• **Source data**
━━━━━━━━━━━━━━━━━━━━━━━━━━━━━━

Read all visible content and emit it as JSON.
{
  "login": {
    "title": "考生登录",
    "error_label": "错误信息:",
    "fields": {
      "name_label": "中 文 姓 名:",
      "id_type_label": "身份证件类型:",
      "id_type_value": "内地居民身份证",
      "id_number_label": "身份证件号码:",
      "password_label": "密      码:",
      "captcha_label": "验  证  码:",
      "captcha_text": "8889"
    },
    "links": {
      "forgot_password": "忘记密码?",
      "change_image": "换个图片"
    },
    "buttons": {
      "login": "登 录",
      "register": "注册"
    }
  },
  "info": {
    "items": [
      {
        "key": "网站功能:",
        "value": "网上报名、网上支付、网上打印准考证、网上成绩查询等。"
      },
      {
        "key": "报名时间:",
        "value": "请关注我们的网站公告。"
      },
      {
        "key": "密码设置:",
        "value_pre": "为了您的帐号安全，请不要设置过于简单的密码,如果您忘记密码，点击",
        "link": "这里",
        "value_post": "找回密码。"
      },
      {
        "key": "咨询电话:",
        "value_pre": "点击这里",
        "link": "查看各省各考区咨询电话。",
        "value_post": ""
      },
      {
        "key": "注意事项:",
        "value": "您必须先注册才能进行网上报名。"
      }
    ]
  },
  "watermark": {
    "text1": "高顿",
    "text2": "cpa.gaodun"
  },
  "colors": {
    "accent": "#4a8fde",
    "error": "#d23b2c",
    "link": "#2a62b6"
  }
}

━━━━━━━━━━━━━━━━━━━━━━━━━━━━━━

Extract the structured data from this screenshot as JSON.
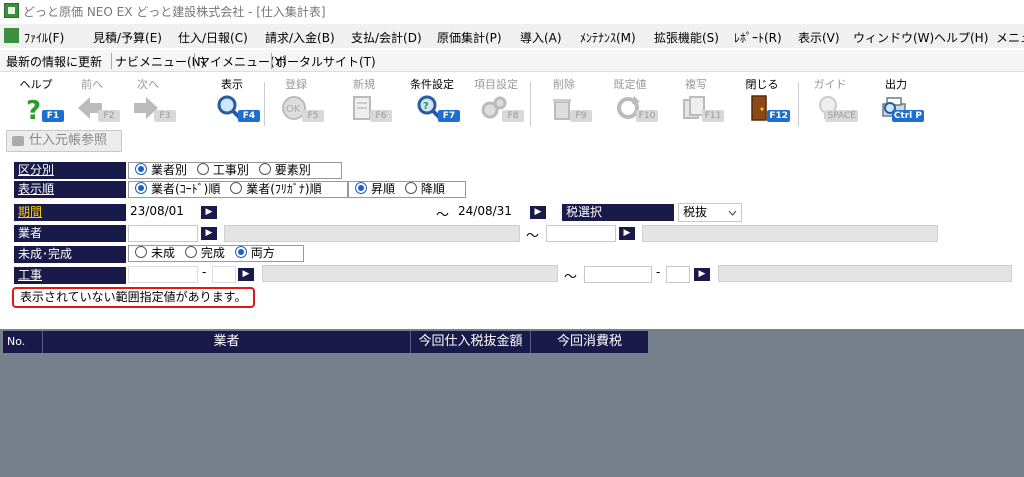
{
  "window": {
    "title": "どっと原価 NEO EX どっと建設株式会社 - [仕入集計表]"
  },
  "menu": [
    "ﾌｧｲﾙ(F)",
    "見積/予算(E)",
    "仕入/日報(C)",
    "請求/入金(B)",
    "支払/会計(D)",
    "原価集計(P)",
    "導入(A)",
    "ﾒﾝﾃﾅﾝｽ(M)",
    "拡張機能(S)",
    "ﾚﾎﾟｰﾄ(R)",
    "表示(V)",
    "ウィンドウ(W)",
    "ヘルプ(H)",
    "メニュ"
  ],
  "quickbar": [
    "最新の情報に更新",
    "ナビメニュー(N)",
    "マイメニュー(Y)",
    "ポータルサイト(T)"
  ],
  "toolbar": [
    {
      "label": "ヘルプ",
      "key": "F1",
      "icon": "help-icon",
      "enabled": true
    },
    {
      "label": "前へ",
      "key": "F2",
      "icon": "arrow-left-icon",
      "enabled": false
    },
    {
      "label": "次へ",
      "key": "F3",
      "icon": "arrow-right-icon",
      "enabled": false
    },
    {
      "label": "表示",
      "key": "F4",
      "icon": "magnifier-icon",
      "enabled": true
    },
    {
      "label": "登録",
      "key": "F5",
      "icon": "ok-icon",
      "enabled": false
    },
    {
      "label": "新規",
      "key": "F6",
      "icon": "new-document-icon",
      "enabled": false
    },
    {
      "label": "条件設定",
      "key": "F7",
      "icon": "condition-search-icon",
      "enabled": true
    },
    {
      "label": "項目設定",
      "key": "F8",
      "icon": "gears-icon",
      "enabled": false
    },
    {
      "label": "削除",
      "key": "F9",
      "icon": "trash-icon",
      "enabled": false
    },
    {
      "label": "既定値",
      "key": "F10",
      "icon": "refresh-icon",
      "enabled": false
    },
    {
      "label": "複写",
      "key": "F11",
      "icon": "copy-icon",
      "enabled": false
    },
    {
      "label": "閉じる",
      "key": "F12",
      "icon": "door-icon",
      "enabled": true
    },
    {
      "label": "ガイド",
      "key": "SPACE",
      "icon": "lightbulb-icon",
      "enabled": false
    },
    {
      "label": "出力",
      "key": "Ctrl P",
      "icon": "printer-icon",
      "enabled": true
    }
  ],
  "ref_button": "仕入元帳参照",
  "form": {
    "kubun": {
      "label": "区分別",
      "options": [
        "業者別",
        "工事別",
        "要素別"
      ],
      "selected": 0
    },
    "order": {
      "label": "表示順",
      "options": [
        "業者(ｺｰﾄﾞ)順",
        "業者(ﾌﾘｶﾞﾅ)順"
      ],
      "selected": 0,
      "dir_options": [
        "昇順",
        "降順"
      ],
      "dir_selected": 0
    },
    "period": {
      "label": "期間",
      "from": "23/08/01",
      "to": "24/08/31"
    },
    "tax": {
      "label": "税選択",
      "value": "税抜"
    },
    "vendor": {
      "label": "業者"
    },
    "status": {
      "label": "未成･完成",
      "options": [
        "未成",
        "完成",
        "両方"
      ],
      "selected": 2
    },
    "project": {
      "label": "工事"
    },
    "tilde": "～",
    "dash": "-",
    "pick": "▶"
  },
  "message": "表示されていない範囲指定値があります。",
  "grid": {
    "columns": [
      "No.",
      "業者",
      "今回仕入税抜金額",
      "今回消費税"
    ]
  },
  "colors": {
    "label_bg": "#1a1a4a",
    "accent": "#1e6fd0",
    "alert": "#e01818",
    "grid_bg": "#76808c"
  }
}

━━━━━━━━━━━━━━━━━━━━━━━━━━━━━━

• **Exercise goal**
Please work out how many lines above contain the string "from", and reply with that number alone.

• **Answer**
2